[Dataset rows describing interfaces]
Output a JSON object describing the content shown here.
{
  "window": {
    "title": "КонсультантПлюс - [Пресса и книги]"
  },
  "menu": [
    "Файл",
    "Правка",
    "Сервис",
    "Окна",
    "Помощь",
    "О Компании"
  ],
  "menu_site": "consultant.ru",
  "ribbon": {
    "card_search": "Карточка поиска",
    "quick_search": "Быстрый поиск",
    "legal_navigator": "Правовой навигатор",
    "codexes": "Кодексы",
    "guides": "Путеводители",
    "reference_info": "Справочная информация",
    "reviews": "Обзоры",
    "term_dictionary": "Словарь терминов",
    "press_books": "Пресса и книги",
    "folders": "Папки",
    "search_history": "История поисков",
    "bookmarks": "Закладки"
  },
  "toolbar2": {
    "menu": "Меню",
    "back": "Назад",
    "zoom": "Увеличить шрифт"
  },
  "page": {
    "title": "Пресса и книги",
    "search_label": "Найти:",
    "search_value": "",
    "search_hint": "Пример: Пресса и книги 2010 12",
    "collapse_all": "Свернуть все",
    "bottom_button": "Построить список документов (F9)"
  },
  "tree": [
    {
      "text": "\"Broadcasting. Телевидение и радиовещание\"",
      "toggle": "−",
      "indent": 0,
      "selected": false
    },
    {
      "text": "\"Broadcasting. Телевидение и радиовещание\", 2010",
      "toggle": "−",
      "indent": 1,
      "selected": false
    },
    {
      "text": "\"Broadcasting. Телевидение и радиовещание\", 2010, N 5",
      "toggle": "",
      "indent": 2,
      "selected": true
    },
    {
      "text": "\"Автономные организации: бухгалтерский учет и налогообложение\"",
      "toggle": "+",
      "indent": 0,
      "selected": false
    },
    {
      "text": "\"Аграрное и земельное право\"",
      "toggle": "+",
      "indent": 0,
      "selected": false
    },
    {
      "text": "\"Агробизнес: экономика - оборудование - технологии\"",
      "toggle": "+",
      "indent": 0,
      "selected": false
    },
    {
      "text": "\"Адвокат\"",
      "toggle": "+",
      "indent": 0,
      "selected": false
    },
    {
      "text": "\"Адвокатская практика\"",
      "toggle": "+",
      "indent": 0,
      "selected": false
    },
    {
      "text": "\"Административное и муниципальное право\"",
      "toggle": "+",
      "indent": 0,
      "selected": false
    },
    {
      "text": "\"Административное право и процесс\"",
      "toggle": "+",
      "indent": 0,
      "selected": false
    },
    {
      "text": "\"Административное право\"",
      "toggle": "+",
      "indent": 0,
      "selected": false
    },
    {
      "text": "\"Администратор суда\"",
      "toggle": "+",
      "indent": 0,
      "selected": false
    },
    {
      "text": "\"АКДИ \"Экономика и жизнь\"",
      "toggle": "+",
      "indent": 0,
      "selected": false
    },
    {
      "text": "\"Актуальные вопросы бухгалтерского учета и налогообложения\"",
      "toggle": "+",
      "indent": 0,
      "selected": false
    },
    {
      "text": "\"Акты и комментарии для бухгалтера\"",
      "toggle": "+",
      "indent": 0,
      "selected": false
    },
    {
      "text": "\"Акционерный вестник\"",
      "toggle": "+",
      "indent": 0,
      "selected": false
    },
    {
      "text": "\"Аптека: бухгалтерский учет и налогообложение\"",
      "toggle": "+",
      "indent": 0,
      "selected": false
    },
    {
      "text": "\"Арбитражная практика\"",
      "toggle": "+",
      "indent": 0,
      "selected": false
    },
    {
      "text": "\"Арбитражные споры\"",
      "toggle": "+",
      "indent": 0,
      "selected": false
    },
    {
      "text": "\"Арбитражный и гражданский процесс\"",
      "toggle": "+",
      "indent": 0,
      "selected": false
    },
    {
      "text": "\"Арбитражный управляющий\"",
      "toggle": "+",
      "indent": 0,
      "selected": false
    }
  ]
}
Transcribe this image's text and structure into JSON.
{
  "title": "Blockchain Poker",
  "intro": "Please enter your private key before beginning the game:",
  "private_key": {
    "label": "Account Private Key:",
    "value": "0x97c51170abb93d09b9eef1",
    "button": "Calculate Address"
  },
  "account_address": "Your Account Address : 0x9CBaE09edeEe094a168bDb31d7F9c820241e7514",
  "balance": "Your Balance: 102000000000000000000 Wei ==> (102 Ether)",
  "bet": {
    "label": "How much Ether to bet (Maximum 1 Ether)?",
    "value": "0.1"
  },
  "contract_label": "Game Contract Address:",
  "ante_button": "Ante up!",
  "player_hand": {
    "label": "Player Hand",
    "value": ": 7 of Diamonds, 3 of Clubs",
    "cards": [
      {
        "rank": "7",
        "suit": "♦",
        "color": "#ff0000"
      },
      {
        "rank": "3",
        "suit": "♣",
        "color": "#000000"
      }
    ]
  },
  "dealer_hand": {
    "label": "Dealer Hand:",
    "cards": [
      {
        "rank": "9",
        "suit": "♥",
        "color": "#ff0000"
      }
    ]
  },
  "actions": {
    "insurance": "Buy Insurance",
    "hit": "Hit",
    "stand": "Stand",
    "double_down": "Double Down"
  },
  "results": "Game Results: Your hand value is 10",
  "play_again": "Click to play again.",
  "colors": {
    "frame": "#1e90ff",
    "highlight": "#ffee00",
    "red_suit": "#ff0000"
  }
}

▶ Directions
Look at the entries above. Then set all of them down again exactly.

▶ Answer area
Output a JSON object describing the content shown here.
{
  "window": {
    "title": "КонсультантПлюс - [Пресса и книги]"
  },
  "menu": [
    "Файл",
    "Правка",
    "Сервис",
    "Окна",
    "Помощь",
    "О Компании"
  ],
  "menu_site": "consultant.ru",
  "ribbon": {
    "card_search": "Карточка поиска",
    "quick_search": "Быстрый поиск",
    "legal_navigator": "Правовой навигатор",
    "codexes": "Кодексы",
    "guides": "Путеводители",
    "reference_info": "Справочная информация",
    "reviews": "Обзоры",
    "term_dictionary": "Словарь терминов",
    "press_books": "Пресса и книги",
    "folders": "Папки",
    "search_history": "История поисков",
    "bookmarks": "Закладки"
  },
  "toolbar2": {
    "menu": "Меню",
    "back": "Назад",
    "zoom": "Увеличить шрифт"
  },
  "page": {
    "title": "Пресса и книги",
    "search_label": "Найти:",
    "search_value": "",
    "search_hint": "Пример: Пресса и книги 2010 12",
    "collapse_all": "Свернуть все",
    "bottom_button": "Построить список документов (F9)"
  },
  "tree": [
    {
      "text": "\"Broadcasting. Телевидение и радиовещание\"",
      "toggle": "−",
      "indent": 0,
      "selected": false
    },
    {
      "text": "\"Broadcasting. Телевидение и радиовещание\", 2010",
      "toggle": "−",
      "indent": 1,
      "selected": false
    },
    {
      "text": "\"Broadcasting. Телевидение и радиовещание\", 2010, N 5",
      "toggle": "",
      "indent": 2,
      "selected": true
    },
    {
      "text": "\"Автономные организации: бухгалтерский учет и налогообложение\"",
      "toggle": "+",
      "indent": 0,
      "selected": false
    },
    {
      "text": "\"Аграрное и земельное право\"",
      "toggle": "+",
      "indent": 0,
      "selected": false
    },
    {
      "text": "\"Агробизнес: экономика - оборудование - технологии\"",
      "toggle": "+",
      "indent": 0,
      "selected": false
    },
    {
      "text": "\"Адвокат\"",
      "toggle": "+",
      "indent": 0,
      "selected": false
    },
    {
      "text": "\"Адвокатская практика\"",
      "toggle": "+",
      "indent": 0,
      "selected": false
    },
    {
      "text": "\"Административное и муниципальное право\"",
      "toggle": "+",
      "indent": 0,
      "selected": false
    },
    {
      "text": "\"Административное право и процесс\"",
      "toggle": "+",
      "indent": 0,
      "selected": false
    },
    {
      "text": "\"Административное право\"",
      "toggle": "+",
      "indent": 0,
      "selected": false
    },
    {
      "text": "\"Администратор суда\"",
      "toggle": "+",
      "indent": 0,
      "selected": false
    },
    {
      "text": "\"АКДИ \"Экономика и жизнь\"",
      "toggle": "+",
      "indent": 0,
      "selected": false
    },
    {
      "text": "\"Актуальные вопросы бухгалтерского учета и налогообложения\"",
      "toggle": "+",
      "indent": 0,
      "selected": false
    },
    {
      "text": "\"Акты и комментарии для бухгалтера\"",
      "toggle": "+",
      "indent": 0,
      "selected": false
    },
    {
      "text": "\"Акционерный вестник\"",
      "toggle": "+",
      "indent": 0,
      "selected": false
    },
    {
      "text": "\"Аптека: бухгалтерский учет и налогообложение\"",
      "toggle": "+",
      "indent": 0,
      "selected": false
    },
    {
      "text": "\"Арбитражная практика\"",
      "toggle": "+",
      "indent": 0,
      "selected": false
    },
    {
      "text": "\"Арбитражные споры\"",
      "toggle": "+",
      "indent": 0,
      "selected": false
    },
    {
      "text": "\"Арбитражный и гражданский процесс\"",
      "toggle": "+",
      "indent": 0,
      "selected": false
    },
    {
      "text": "\"Арбитражный управляющий\"",
      "toggle": "+",
      "indent": 0,
      "selected": false
    }
  ]
}
Transcribe this image's text and structure into JSON.
{
  "title": "Blockchain Poker",
  "intro": "Please enter your private key before beginning the game:",
  "private_key": {
    "label": "Account Private Key:",
    "value": "0x97c51170abb93d09b9eef1",
    "button": "Calculate Address"
  },
  "account_address": "Your Account Address : 0x9CBaE09edeEe094a168bDb31d7F9c820241e7514",
  "balance": "Your Balance: 102000000000000000000 Wei ==> (102 Ether)",
  "bet": {
    "label": "How much Ether to bet (Maximum 1 Ether)?",
    "value": "0.1"
  },
  "contract_label": "Game Contract Address:",
  "ante_button": "Ante up!",
  "player_hand": {
    "label": "Player Hand",
    "value": ": 7 of Diamonds, 3 of Clubs",
    "cards": [
      {
        "rank": "7",
        "suit": "♦",
        "color": "#ff0000"
      },
      {
        "rank": "3",
        "suit": "♣",
        "color": "#000000"
      }
    ]
  },
  "dealer_hand": {
    "label": "Dealer Hand:",
    "cards": [
      {
        "rank": "9",
        "suit": "♥",
        "color": "#ff0000"
      }
    ]
  },
  "actions": {
    "insurance": "Buy Insurance",
    "hit": "Hit",
    "stand": "Stand",
    "double_down": "Double Down"
  },
  "results": "Game Results: Your hand value is 10",
  "play_again": "Click to play again.",
  "colors": {
    "frame": "#1e90ff",
    "highlight": "#ffee00",
    "red_suit": "#ff0000"
  }
}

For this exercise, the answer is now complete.